(Data about app and page elements)
Segment Open
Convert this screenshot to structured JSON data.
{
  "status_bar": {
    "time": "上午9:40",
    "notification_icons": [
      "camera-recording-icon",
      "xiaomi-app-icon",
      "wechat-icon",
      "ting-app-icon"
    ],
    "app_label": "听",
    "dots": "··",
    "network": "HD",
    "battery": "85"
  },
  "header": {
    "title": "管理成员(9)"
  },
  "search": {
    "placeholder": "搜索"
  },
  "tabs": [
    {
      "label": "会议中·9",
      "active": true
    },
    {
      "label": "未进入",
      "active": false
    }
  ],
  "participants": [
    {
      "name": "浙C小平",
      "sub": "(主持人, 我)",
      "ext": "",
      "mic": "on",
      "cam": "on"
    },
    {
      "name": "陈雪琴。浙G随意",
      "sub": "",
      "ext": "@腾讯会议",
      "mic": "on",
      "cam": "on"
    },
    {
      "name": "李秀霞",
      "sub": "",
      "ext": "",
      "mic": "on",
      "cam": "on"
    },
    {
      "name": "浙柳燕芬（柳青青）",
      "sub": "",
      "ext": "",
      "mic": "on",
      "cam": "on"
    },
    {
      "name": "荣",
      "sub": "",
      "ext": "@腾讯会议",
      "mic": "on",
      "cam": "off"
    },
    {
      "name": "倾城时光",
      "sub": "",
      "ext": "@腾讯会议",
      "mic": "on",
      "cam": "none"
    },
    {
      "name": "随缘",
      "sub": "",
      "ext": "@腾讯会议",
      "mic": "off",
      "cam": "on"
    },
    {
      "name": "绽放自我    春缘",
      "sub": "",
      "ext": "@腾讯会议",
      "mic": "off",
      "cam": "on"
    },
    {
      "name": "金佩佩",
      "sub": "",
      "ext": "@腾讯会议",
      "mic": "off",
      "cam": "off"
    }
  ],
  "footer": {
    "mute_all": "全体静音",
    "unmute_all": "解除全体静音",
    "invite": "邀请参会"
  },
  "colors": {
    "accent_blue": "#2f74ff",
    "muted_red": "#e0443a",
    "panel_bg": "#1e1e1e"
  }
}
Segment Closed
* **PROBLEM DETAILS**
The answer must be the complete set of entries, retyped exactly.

* **RESULT FOR THIS TASK**
Convert this screenshot to structured JSON data.
{
  "status_bar": {
    "time": "上午9:40",
    "notification_icons": [
      "camera-recording-icon",
      "xiaomi-app-icon",
      "wechat-icon",
      "ting-app-icon"
    ],
    "app_label": "听",
    "dots": "··",
    "network": "HD",
    "battery": "85"
  },
  "header": {
    "title": "管理成员(9)"
  },
  "search": {
    "placeholder": "搜索"
  },
  "tabs": [
    {
      "label": "会议中·9",
      "active": true
    },
    {
      "label": "未进入",
      "active": false
    }
  ],
  "participants": [
    {
      "name": "浙C小平",
      "sub": "(主持人, 我)",
      "ext": "",
      "mic": "on",
      "cam": "on"
    },
    {
      "name": "陈雪琴。浙G随意",
      "sub": "",
      "ext": "@腾讯会议",
      "mic": "on",
      "cam": "on"
    },
    {
      "name": "李秀霞",
      "sub": "",
      "ext": "",
      "mic": "on",
      "cam": "on"
    },
    {
      "name": "浙柳燕芬（柳青青）",
      "sub": "",
      "ext": "",
      "mic": "on",
      "cam": "on"
    },
    {
      "name": "荣",
      "sub": "",
      "ext": "@腾讯会议",
      "mic": "on",
      "cam": "off"
    },
    {
      "name": "倾城时光",
      "sub": "",
      "ext": "@腾讯会议",
      "mic": "on",
      "cam": "none"
    },
    {
      "name": "随缘",
      "sub": "",
      "ext": "@腾讯会议",
      "mic": "off",
      "cam": "on"
    },
    {
      "name": "绽放自我    春缘",
      "sub": "",
      "ext": "@腾讯会议",
      "mic": "off",
      "cam": "on"
    },
    {
      "name": "金佩佩",
      "sub": "",
      "ext": "@腾讯会议",
      "mic": "off",
      "cam": "off"
    }
  ],
  "footer": {
    "mute_all": "全体静音",
    "unmute_all": "解除全体静音",
    "invite": "邀请参会"
  },
  "colors": {
    "accent_blue": "#2f74ff",
    "muted_red": "#e0443a",
    "panel_bg": "#1e1e1e"
  }
}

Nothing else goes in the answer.